How To Fix A Leak In A Pipe? Do you have a water pipe that needs a fix? But you don’t know how to go about it? Just get a seat and relax, this article will give you the best guide on how to fix a leak in your pipe.
Water leaks pipes can be a big problem for any homeowner. Because the water in supply pipes is under pressure, if a pipe or fitting springs a leak, the water usually sprays out with considerable force.
However, most modern home water supply pipes are copper, soldered together with elbows, tees, and other fittings. While, Threaded galvanized iron pipes are also common, particularly in older homes, but are being phased out because they tend to get clogged by mineral deposits over time.
How to Fix A Leak In A Pipe
Follow the guide below, to fix a leak in a pipe;
Locate The Leaking Pipe to fish out the leaking spot.
Due to the pressure, it’s obvious if a pipe is leaking—even if the pipe is inside a wall or above a ceiling. You can often hear water dropping inside the wall or ceiling. Thus, the drywall becomes wet, particularly at the joints between panels. And water often pools at the base.
So, if water is staining the ceiling or dripping, the leak may come directly above, although water can travel along a joist or other interior framing member and stain a wall or ceiling some distance from the leak itself.
And if there are no stains or drips overhead as evidence, grab a flashlight and check the pipes in the basement or crawlspace.
Disable The Valve – How To Fix A Leak In A Pipe
Go ahead and turn off the valve that controls water flow to the damaged pipe. Apply a pipe repair clamp according to the package instructions—this usually includes centring a rubber sleeve over the leak in the pipe and then bolting the two-part clamp in place over the sleeve. A screwdriver attaching a sleeve clamp to a leaky pipe. Ensure you properly attached sleeve clamps are capable of stopping leaks for weeks or months. Then, hire a plumber to apply a permanent fix to the pipe.
However, if you don’t have a sleeve clamp, you can make your own pipe repair clamp by wrapping the burst section of pipe with a strip of rubber ( for instance, from an inner tube) and then clamping the wrap with an adjustable hose clamp, a pipe-sleeve clamp, or a C-clamp.
Apply Epoxy Putty
If the leak is near a joint, proceed to apply epoxy putty- hand applying epoxy putty to a leaky pipe joint.
Although, leaks around joints may be difficult to stop with a sleeve clamp. However, try applying epoxy putty in hard to reach areas. To get it right, you have to disable the water supply first and make sure to clean and dry the pipe before starting.

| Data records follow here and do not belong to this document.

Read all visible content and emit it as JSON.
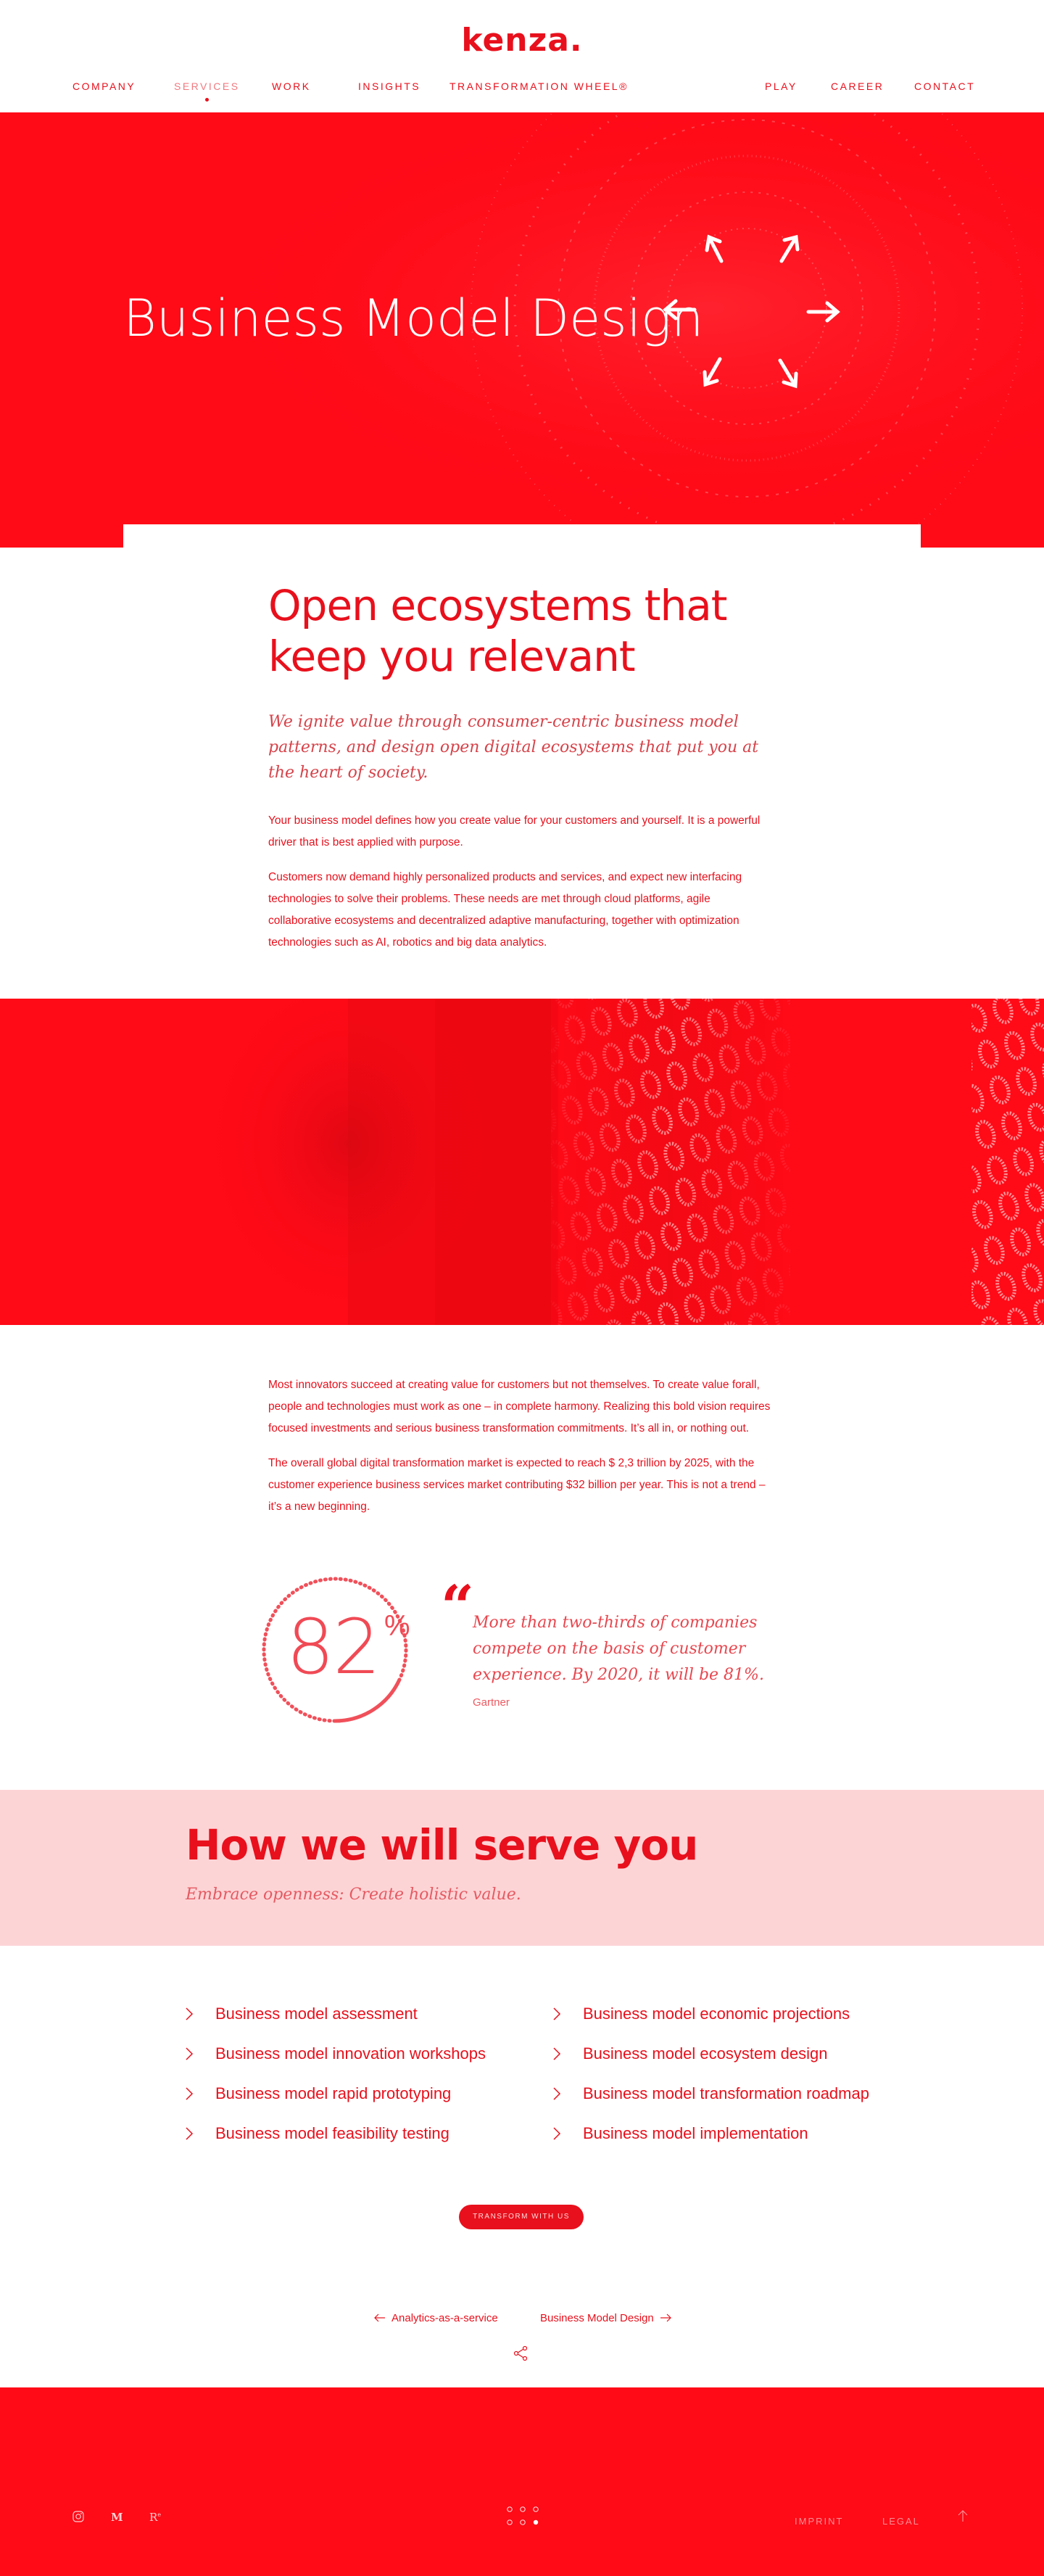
{
  "header": {
    "logo": "kenza.",
    "nav_left": [
      "COMPANY",
      "SERVICES",
      "WORK",
      "INSIGHTS",
      "TRANSFORMATION WHEEL®"
    ],
    "nav_right": [
      "PLAY",
      "CAREER",
      "CONTACT"
    ],
    "active": "SERVICES"
  },
  "hero": {
    "title": "Business Model Design"
  },
  "intro": {
    "heading": "Open ecosystems that keep you relevant",
    "lead": "We ignite value through consumer-centric business model patterns, and design open digital ecosystems that put you at the heart of society.",
    "p1": "Your business model defines how you create value for your customers and yourself. It is a powerful driver that is best applied with purpose.",
    "p2": "Customers now demand highly personalized products and services, and expect new interfacing technologies to solve their problems. These needs are met through cloud platforms, agile collaborative ecosystems and decentralized adaptive manufacturing, together with optimization technologies such as AI, robotics and big data analytics."
  },
  "section2": {
    "p1": "Most innovators succeed at creating value for customers but not themselves. To create value forall, people and technologies must work as one – in complete harmony. Realizing this bold vision requires focused investments and serious business transformation commitments. It’s all in, or nothing out.",
    "p2": "The overall global digital transformation market is expected to reach $ 2,3 trillion by 2025, with the customer experience business services market contributing $32 billion per year. This is not a trend – it’s a new beginning."
  },
  "stat": {
    "value": "82",
    "unit": "%",
    "fraction": 0.82
  },
  "quote": {
    "mark": "“",
    "text": "More than two-thirds of companies compete on the basis of customer experience. By 2020, it will be 81%.",
    "source": "Gartner"
  },
  "serve": {
    "title": "How we will serve you",
    "subtitle": "Embrace openness: Create holistic value."
  },
  "services": {
    "left": [
      "Business model assessment",
      "Business model innovation workshops",
      "Business model rapid prototyping",
      "Business model feasibility testing"
    ],
    "right": [
      "Business model economic projections",
      "Business model ecosystem design",
      "Business model transformation roadmap",
      "Business model implementation"
    ]
  },
  "cta": {
    "label": "TRANSFORM WITH US"
  },
  "pager": {
    "prev": "Analytics-as-a-service",
    "next": "Business Model Design"
  },
  "footer": {
    "social": [
      "instagram-icon",
      "medium-icon",
      "r-icon"
    ],
    "links": [
      "IMPRINT",
      "LEGAL"
    ]
  },
  "colors": {
    "brand_red": "#e8101c",
    "hero_red": "#ff0a17",
    "pink_band": "#fdd4d6"
  }
}
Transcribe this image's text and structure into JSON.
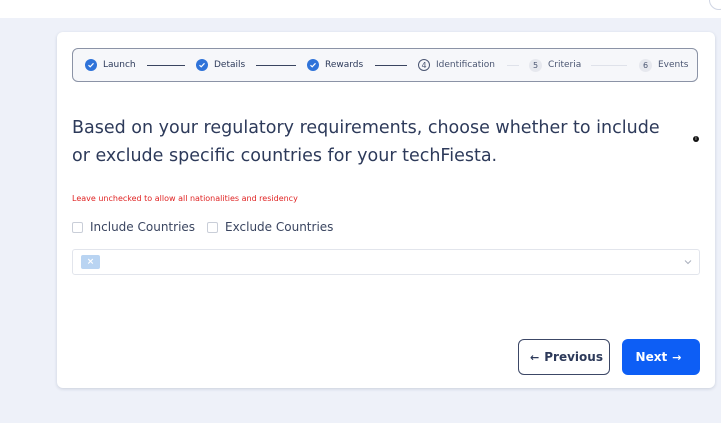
{
  "stepper": {
    "steps": [
      {
        "label": "Launch",
        "state": "done"
      },
      {
        "label": "Details",
        "state": "done"
      },
      {
        "label": "Rewards",
        "state": "done"
      },
      {
        "label": "Identification",
        "state": "current",
        "number": "4"
      },
      {
        "label": "Criteria",
        "state": "todo",
        "number": "5"
      },
      {
        "label": "Events",
        "state": "todo",
        "number": "6"
      }
    ]
  },
  "main": {
    "heading": "Based on your regulatory requirements, choose whether to include or exclude specific countries for your techFiesta.",
    "info_icon": "i",
    "hint": "Leave unchecked to allow all nationalities and residency",
    "include_label": "Include Countries",
    "exclude_label": "Exclude Countries",
    "country_select": {
      "tag_remove": "×"
    }
  },
  "actions": {
    "previous_label": "Previous",
    "next_label": "Next"
  },
  "colors": {
    "accent": "#0d5ef5",
    "step_done": "#2f73d9",
    "hint": "#e02424",
    "background": "#eef1f9"
  }
}
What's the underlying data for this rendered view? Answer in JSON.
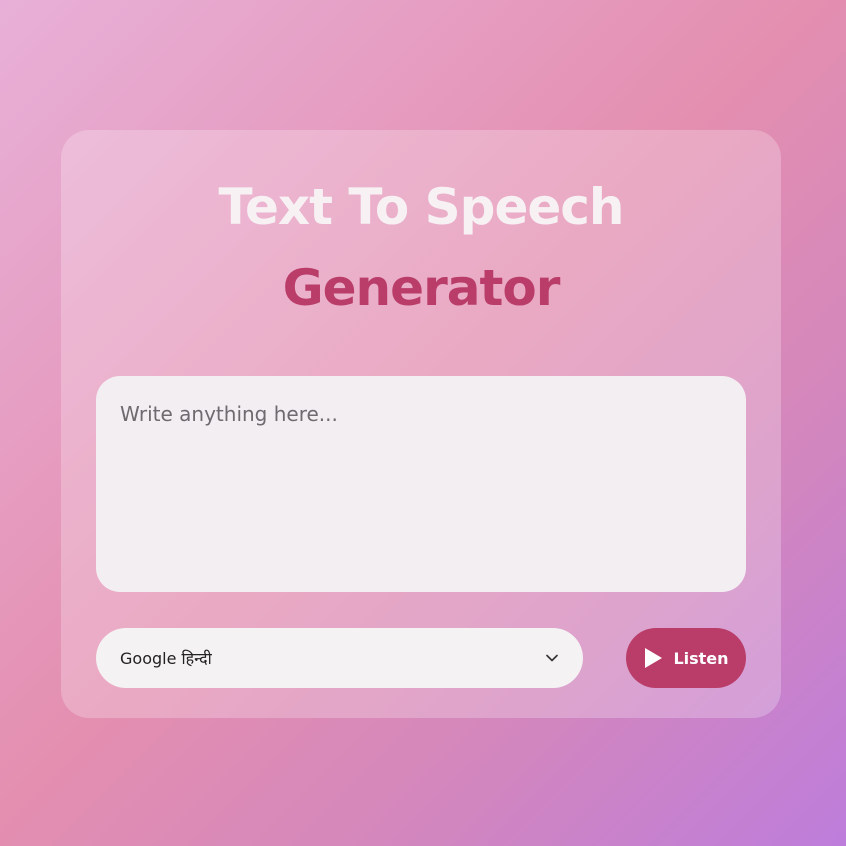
{
  "header": {
    "title_line1": "Text To Speech",
    "title_line2": "Generator"
  },
  "text_input": {
    "placeholder": "Write anything here...",
    "value": ""
  },
  "voice_select": {
    "selected": "Google हिन्दी",
    "icon": "chevron-down-icon"
  },
  "listen_button": {
    "label": "Listen",
    "icon": "play-icon"
  },
  "colors": {
    "accent": "#b93d68",
    "title_light": "#f7f1f4",
    "input_bg": "#f3eef2"
  }
}
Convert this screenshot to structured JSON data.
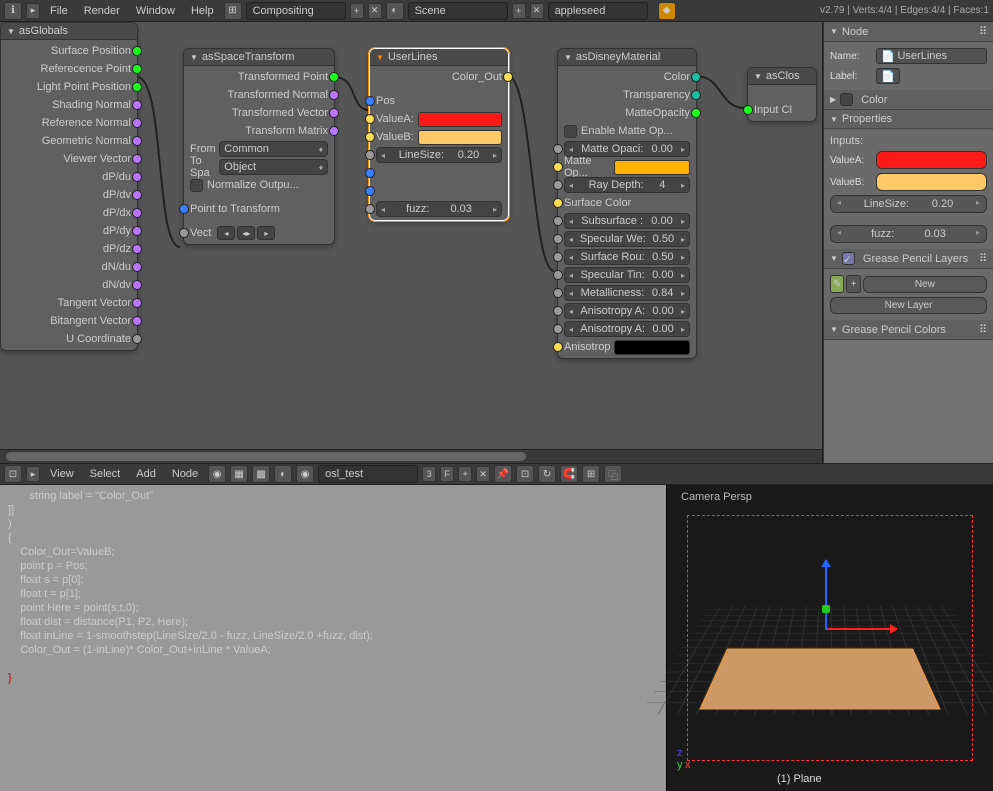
{
  "topbar": {
    "menus": [
      "File",
      "Render",
      "Window",
      "Help"
    ],
    "layout": "Compositing",
    "scene": "Scene",
    "renderer": "appleseed",
    "stats": "v2.79 | Verts:4/4 | Edges:4/4 | Faces:1"
  },
  "nodes": {
    "globals": {
      "title": "asGlobals",
      "outs": [
        "Surface Position",
        "Referecence Point",
        "Light Point Position",
        "Shading Normal",
        "Reference Normal",
        "Geometric Normal",
        "Viewer Vector",
        "dP/du",
        "dP/dv",
        "dP/dx",
        "dP/dy",
        "dP/dz",
        "dN/du",
        "dN/dv",
        "Tangent Vector",
        "Bitangent Vector",
        "U Coordinate"
      ]
    },
    "space": {
      "title": "asSpaceTransform",
      "outs": [
        "Transformed Point",
        "Transformed Normal",
        "Transformed Vector",
        "Transform Matrix"
      ],
      "from_lbl": "From",
      "from_val": "Common",
      "tosp_lbl": "To Spa",
      "tosp_val": "Object",
      "normalize": "Normalize Outpu...",
      "ptt": "Point to Transform",
      "vect": "Vect"
    },
    "userlines": {
      "title": "UserLines",
      "out": "Color_Out",
      "pos": "Pos",
      "valA": "ValueA:",
      "valB": "ValueB:",
      "linesize_lbl": "LineSize:",
      "linesize_val": "0.20",
      "fuzz_lbl": "fuzz:",
      "fuzz_val": "0.03"
    },
    "disney": {
      "title": "asDisneyMaterial",
      "outs": [
        "Color",
        "Transparency",
        "MatteOpacity"
      ],
      "enable_matte": "Enable Matte Op...",
      "matte_opaci": {
        "l": "Matte Opaci:",
        "v": "0.00"
      },
      "matte_op": "Matte Op...",
      "ray_depth": {
        "l": "Ray Depth:",
        "v": "4"
      },
      "surface_color": "Surface Color",
      "subsurface": {
        "l": "Subsurface :",
        "v": "0.00"
      },
      "spec_we": {
        "l": "Specular We:",
        "v": "0.50"
      },
      "surf_rou": {
        "l": "Surface Rou:",
        "v": "0.50"
      },
      "spec_tin": {
        "l": "Specular Tin:",
        "v": "0.00"
      },
      "metal": {
        "l": "Metallicness:",
        "v": "0.84"
      },
      "aniso_a": {
        "l": "Anisotropy A:",
        "v": "0.00"
      },
      "aniso_a2": {
        "l": "Anisotropy A:",
        "v": "0.00"
      },
      "anisotrop": "Anisotrop"
    },
    "closure": {
      "title": "asClos",
      "in": "Input Cl"
    }
  },
  "right": {
    "node_hdr": "Node",
    "name_lbl": "Name:",
    "name_val": "UserLines",
    "label_lbl": "Label:",
    "color_hdr": "Color",
    "props_hdr": "Properties",
    "inputs_lbl": "Inputs:",
    "valA": "ValueA:",
    "valB": "ValueB:",
    "linesize": {
      "l": "LineSize:",
      "v": "0.20"
    },
    "fuzz": {
      "l": "fuzz:",
      "v": "0.03"
    },
    "gp_layers": "Grease Pencil Layers",
    "new": "New",
    "new_layer": "New Layer",
    "gp_colors": "Grease Pencil Colors"
  },
  "bottom_header": {
    "menus": [
      "View",
      "Select",
      "Add",
      "Node"
    ],
    "script": "osl_test",
    "pin": "3",
    "f": "F"
  },
  "code": "       string label = \"Color_Out\"\n]]\n)\n{\n    Color_Out=ValueB;\n    point p = Pos;\n    float s = p[0];\n    float t = p[1];\n    point Here = point(s,t,0);\n    float dist = distance(P1, P2, Here);\n    float inLine = 1-smoothstep(LineSize/2.0 - fuzz, LineSize/2.0 +fuzz, dist);\n    Color_Out = (1-inLine)* Color_Out+inLine * ValueA;\n\n",
  "code_end": "}",
  "viewport": {
    "persp": "Camera Persp",
    "obj": "(1) Plane",
    "axes": {
      "x": "x",
      "y": "y",
      "z": "z"
    }
  }
}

How To Fix A Leaking Copper Pipe (Permanently)
Here you can see how to fix a copper pipe that is leaking inside a wall.
Step 1: Disable the valve that controls the flow of water to these pipes. If necessary, disable the main water valve to the house. Open a faucet or hose bib that’s lower than the leak in order to drain water from the pipes.
Step 2: Cut open the wall if necessary for you to access the pipe. You must know that that this is going to make a mess, so prepare the area as required with drop cloths. Plan to make vertical cuts just inside the wall stud locations.
However, you can use a utility knife or a reciprocating saw to make the cuts along straight lines. Note; Electrical wires or pipes may be inside the wall, so you have to be very careful to avoid them with the saw’s blade. Take out the cut-out section and save it so you can replace it later. If it’s soaked, put it on a flat surface outside so it can dry.
Step3: Cut out the damaged pipe section. Make two cuts—one on each side of the leak, about 10 or 12 inches apart. Depending on how the pipe is located, use either a small tubing cutter like the one shown, or use a metal-cutting blade in a reciprocating saw. Take measurements of the distance between the two remaining cut pipes and cut the replacement piece about ¼ inch shorter.
Step4: proceed to apply flux to all pipe ends after you use fine wet sandpaper to polish the cut ends and remove any burrs. And then, paint the cut ends of the pipes with copper pipe soldering flux.
Step5: Test fit the coupling by sliding it onto the pipe. You’ll need one of these couplings at both ends of the replacement piece.
Step6: Solder the top coupling to the existing and replacement pipes, beginning with the top fitting. Ensure you have a fire extinguisher nearby, and be very careful with the flame.
Step7: Solder the bottom coupling to the pipes, using the same techniques. Wait for some time so that the pipes will cool, finally turn the water back on. Be sure to close any faucets that you opened when draining the pipes.
Take note; until the air is purged from your water supply pipes, faucets throughout the house are likely to sputter and spit air and water when you use them. After a couple of uses, this will stop.
Step8: after fixing the leak, the next thing is to repair the wall. Ensure that the wall has dry out. To replace the piece of wall that you removed, you’ll probably need to add a couple of wood blocks so you have something to nail or screw the wallboard to.